- Task prompt
Each entry should be given again exactly, with any image left out.
[Start of section]
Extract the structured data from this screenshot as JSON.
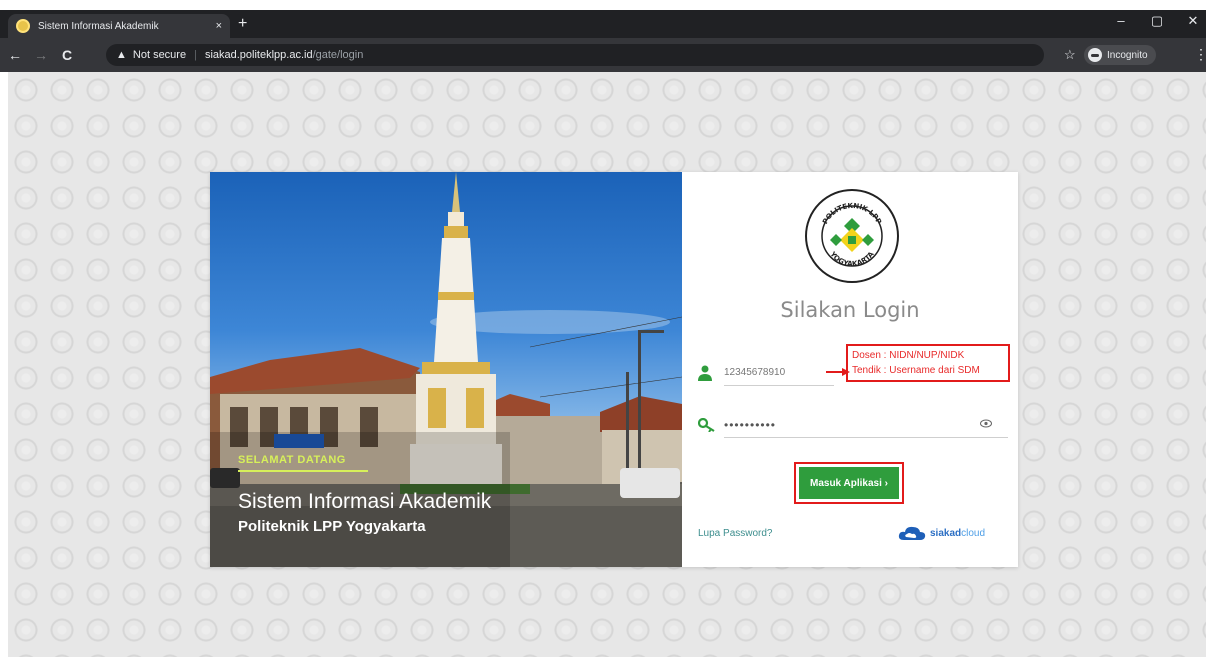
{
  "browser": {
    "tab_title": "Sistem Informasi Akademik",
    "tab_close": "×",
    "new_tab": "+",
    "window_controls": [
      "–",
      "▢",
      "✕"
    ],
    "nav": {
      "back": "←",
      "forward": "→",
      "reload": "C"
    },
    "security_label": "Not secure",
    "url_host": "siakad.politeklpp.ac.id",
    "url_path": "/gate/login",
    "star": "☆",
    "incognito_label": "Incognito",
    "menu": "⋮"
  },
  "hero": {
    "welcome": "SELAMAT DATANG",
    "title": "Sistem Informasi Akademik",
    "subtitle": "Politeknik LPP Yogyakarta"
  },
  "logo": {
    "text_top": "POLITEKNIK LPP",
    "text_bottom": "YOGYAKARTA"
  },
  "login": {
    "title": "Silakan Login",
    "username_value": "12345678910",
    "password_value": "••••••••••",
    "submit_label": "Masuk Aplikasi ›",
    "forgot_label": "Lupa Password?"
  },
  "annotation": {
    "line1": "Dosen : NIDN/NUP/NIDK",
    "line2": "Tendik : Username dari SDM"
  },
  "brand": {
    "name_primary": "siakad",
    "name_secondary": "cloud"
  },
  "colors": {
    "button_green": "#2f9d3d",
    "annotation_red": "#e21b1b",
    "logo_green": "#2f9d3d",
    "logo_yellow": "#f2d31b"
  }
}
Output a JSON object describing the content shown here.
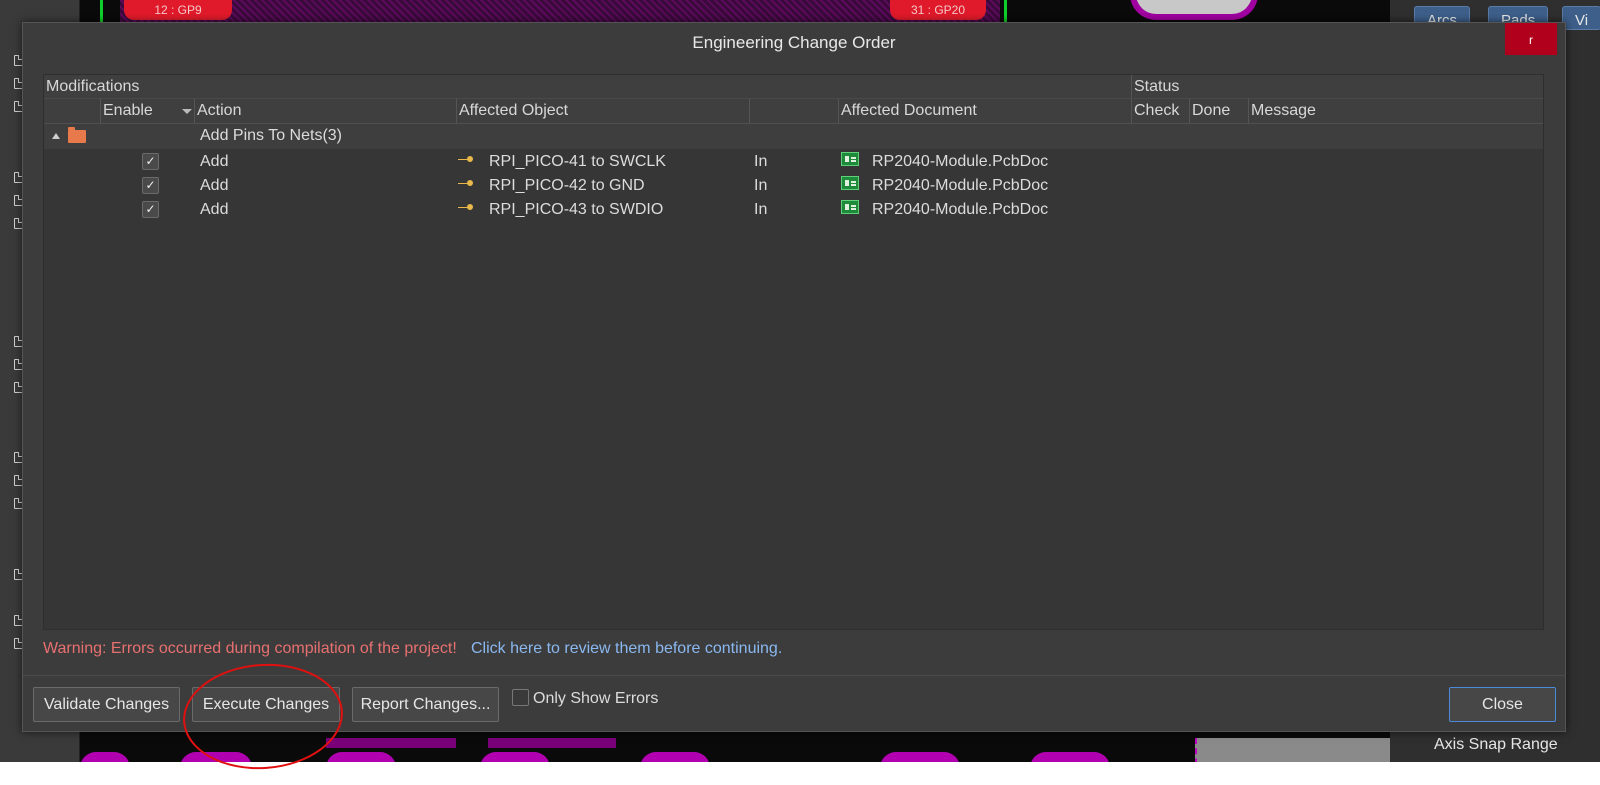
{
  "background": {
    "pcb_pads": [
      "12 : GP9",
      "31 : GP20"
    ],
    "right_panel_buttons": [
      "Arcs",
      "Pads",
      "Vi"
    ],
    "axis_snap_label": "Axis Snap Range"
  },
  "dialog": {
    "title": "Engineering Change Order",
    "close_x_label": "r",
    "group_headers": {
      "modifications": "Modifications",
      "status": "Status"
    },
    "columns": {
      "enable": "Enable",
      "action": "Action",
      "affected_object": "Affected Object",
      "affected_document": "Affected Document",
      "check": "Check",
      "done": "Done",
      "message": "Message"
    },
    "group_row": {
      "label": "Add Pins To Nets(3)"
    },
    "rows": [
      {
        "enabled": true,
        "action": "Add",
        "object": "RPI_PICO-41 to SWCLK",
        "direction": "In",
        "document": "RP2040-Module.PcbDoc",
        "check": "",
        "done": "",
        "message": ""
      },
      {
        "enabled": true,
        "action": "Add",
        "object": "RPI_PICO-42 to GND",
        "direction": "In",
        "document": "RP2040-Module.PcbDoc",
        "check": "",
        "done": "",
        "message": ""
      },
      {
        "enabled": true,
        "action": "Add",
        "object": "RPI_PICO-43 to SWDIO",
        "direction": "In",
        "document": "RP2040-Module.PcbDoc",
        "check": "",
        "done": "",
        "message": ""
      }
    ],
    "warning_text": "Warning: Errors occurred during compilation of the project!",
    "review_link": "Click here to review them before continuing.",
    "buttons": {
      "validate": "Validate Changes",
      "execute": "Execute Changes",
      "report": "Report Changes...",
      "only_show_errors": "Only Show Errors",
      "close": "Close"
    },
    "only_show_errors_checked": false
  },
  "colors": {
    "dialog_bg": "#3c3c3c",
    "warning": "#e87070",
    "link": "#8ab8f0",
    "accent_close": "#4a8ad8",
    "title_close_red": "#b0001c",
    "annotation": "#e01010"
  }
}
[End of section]
- Result of this task
Extract the structured data from this screenshot as JSON.
{
  "browser": {
    "tab_title": "Sistem Informasi Akademik",
    "tab_close": "×",
    "new_tab": "+",
    "window_controls": [
      "–",
      "▢",
      "✕"
    ],
    "nav": {
      "back": "←",
      "forward": "→",
      "reload": "C"
    },
    "security_label": "Not secure",
    "url_host": "siakad.politeklpp.ac.id",
    "url_path": "/gate/login",
    "star": "☆",
    "incognito_label": "Incognito",
    "menu": "⋮"
  },
  "hero": {
    "welcome": "SELAMAT DATANG",
    "title": "Sistem Informasi Akademik",
    "subtitle": "Politeknik LPP Yogyakarta"
  },
  "logo": {
    "text_top": "POLITEKNIK LPP",
    "text_bottom": "YOGYAKARTA"
  },
  "login": {
    "title": "Silakan Login",
    "username_value": "12345678910",
    "password_value": "••••••••••",
    "submit_label": "Masuk Aplikasi ›",
    "forgot_label": "Lupa Password?"
  },
  "annotation": {
    "line1": "Dosen : NIDN/NUP/NIDK",
    "line2": "Tendik : Username dari SDM"
  },
  "brand": {
    "name_primary": "siakad",
    "name_secondary": "cloud"
  },
  "colors": {
    "button_green": "#2f9d3d",
    "annotation_red": "#e21b1b",
    "logo_green": "#2f9d3d",
    "logo_yellow": "#f2d31b"
  }
}
Output a JSON object describing the content shown here.
{
  "background": {
    "pcb_pads": [
      "12 : GP9",
      "31 : GP20"
    ],
    "right_panel_buttons": [
      "Arcs",
      "Pads",
      "Vi"
    ],
    "axis_snap_label": "Axis Snap Range"
  },
  "dialog": {
    "title": "Engineering Change Order",
    "close_x_label": "r",
    "group_headers": {
      "modifications": "Modifications",
      "status": "Status"
    },
    "columns": {
      "enable": "Enable",
      "action": "Action",
      "affected_object": "Affected Object",
      "affected_document": "Affected Document",
      "check": "Check",
      "done": "Done",
      "message": "Message"
    },
    "group_row": {
      "label": "Add Pins To Nets(3)"
    },
    "rows": [
      {
        "enabled": true,
        "action": "Add",
        "object": "RPI_PICO-41 to SWCLK",
        "direction": "In",
        "document": "RP2040-Module.PcbDoc",
        "check": "",
        "done": "",
        "message": ""
      },
      {
        "enabled": true,
        "action": "Add",
        "object": "RPI_PICO-42 to GND",
        "direction": "In",
        "document": "RP2040-Module.PcbDoc",
        "check": "",
        "done": "",
        "message": ""
      },
      {
        "enabled": true,
        "action": "Add",
        "object": "RPI_PICO-43 to SWDIO",
        "direction": "In",
        "document": "RP2040-Module.PcbDoc",
        "check": "",
        "done": "",
        "message": ""
      }
    ],
    "warning_text": "Warning: Errors occurred during compilation of the project!",
    "review_link": "Click here to review them before continuing.",
    "buttons": {
      "validate": "Validate Changes",
      "execute": "Execute Changes",
      "report": "Report Changes...",
      "only_show_errors": "Only Show Errors",
      "close": "Close"
    },
    "only_show_errors_checked": false
  },
  "colors": {
    "dialog_bg": "#3c3c3c",
    "warning": "#e87070",
    "link": "#8ab8f0",
    "accent_close": "#4a8ad8",
    "title_close_red": "#b0001c",
    "annotation": "#e01010"
  }
}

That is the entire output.